Background:: Mannitol increases blood–brain barrier permeability and can improve the efficiency of systemically administered stem cells by facilitating stem cell entry from the periphery into the injured brain. The aim of this study was to elucidate the neuroprotective effects of a combination of mannitol pretreatment and stem cell transplantation on stroke-induced neural injury. Methods:: The experimental rats were randomly assigned to three groups 24 h after middle cerebral artery occlusion and reperfusion. One group received intravenous (IV) injections of phosphate-buffered saline (vehicle), another group received IV injections of human adipose-derived stem cells (hADSCs), and the last group received IV injections of hADSCs 10 min after IV mannitol injections. Neurobehavioral functions and infarct volume were compared.
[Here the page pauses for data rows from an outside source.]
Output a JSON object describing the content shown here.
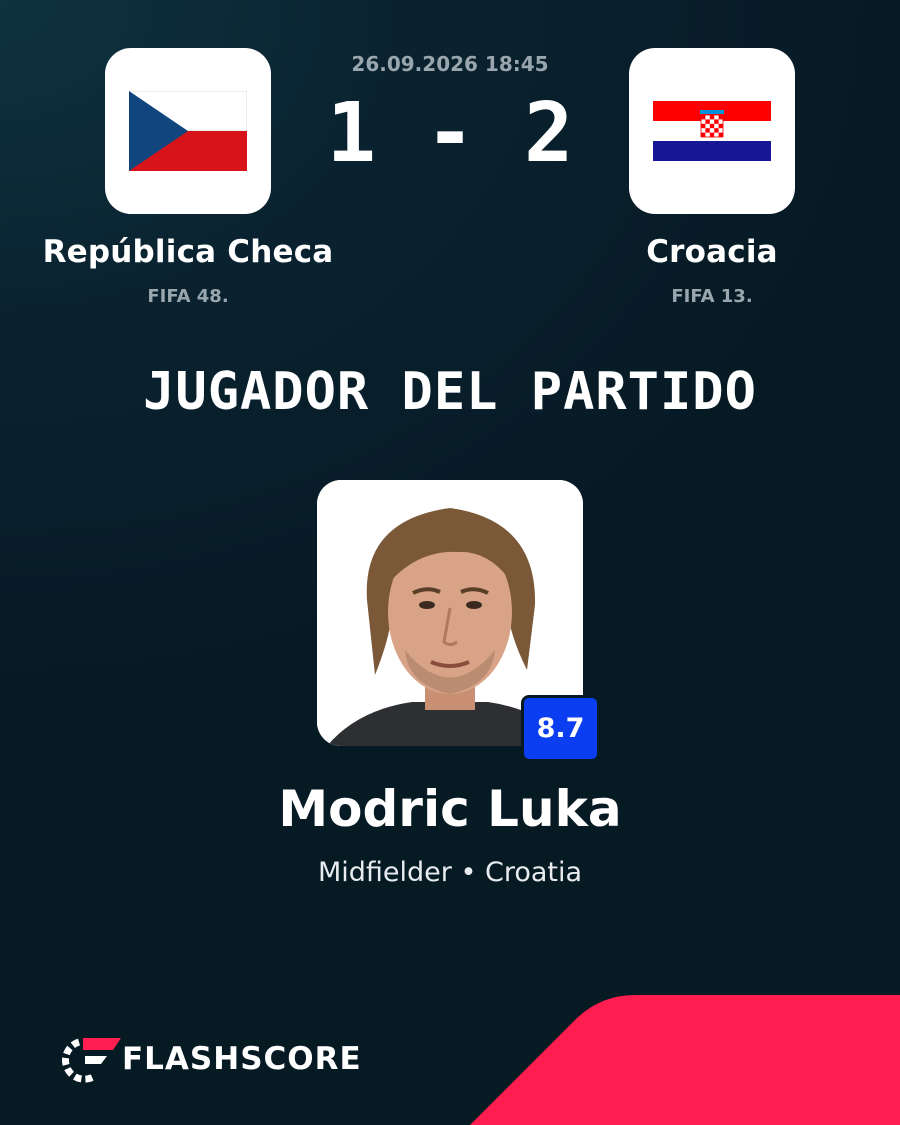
{
  "match": {
    "datetime": "26.09.2026 18:45",
    "score": "1 - 2"
  },
  "home_team": {
    "name": "República Checa",
    "rank": "FIFA 48.",
    "flag": "czech-republic-flag"
  },
  "away_team": {
    "name": "Croacia",
    "rank": "FIFA 13.",
    "flag": "croatia-flag"
  },
  "award": {
    "title": "JUGADOR DEL PARTIDO"
  },
  "player": {
    "name": "Modric Luka",
    "position_country": "Midfielder • Croatia",
    "rating": "8.7"
  },
  "brand": {
    "name": "FLASHSCORE",
    "accent_color": "#ff1e4f",
    "rating_color": "#0b3ef0"
  }
}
Immunohistochemistry (IHC) analyses were performed using antibodies against ionized calcium binding adapter-1 (IBA-1), rat endothelial antigen-1 (RECA-1), and bromodeoxyuridine/doublecortin (BrdU/DCX). Results:: PKH-26 labeling revealed no difference in the number of stem cells that had migrated into the injured brain, and hADSC transplantation did not improve the infarct volume. However, neurobehavioral functions improved in the mannitol group. IHC showed higher numbers of RECA-1-positive cells in the peri-infarcted brain and BrdU-/DCX-colocalized cells in the subventricular zone in the mannitol group. IBA-1-positive cell number decreased in the hADSC-only and mannitol-pretreatment groups compared with the vehicle group even though there was no difference between the former two groups. Conclusion:: Combinatorial treatment with mannitol and hADSC transplantation may have better therapeutic potential than hADSC monotherapy for ischemic stroke.
- Human adipose-derived stem cells
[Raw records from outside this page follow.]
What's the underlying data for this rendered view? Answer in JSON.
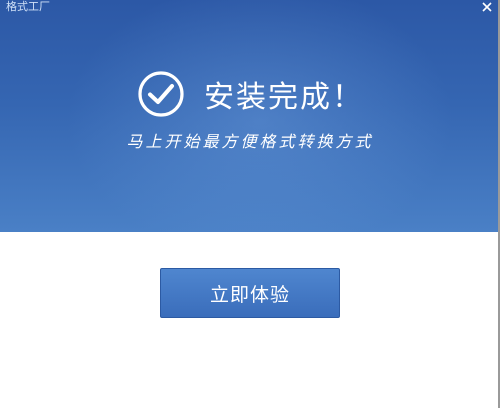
{
  "window": {
    "title": "格式工厂"
  },
  "success": {
    "icon": "check-circle-icon",
    "title": "安装完成！",
    "subtitle": "马上开始最方便格式转换方式"
  },
  "actions": {
    "start_label": "立即体验"
  },
  "colors": {
    "banner_top": "#2c58a6",
    "banner_bottom": "#4a80c6",
    "button": "#3a6dbb",
    "text_on_blue": "#ffffff"
  }
}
- Ischemic stroke
ASJC Scopus subject areas
- Medicine (miscellaneous)
- Biomedical Engineering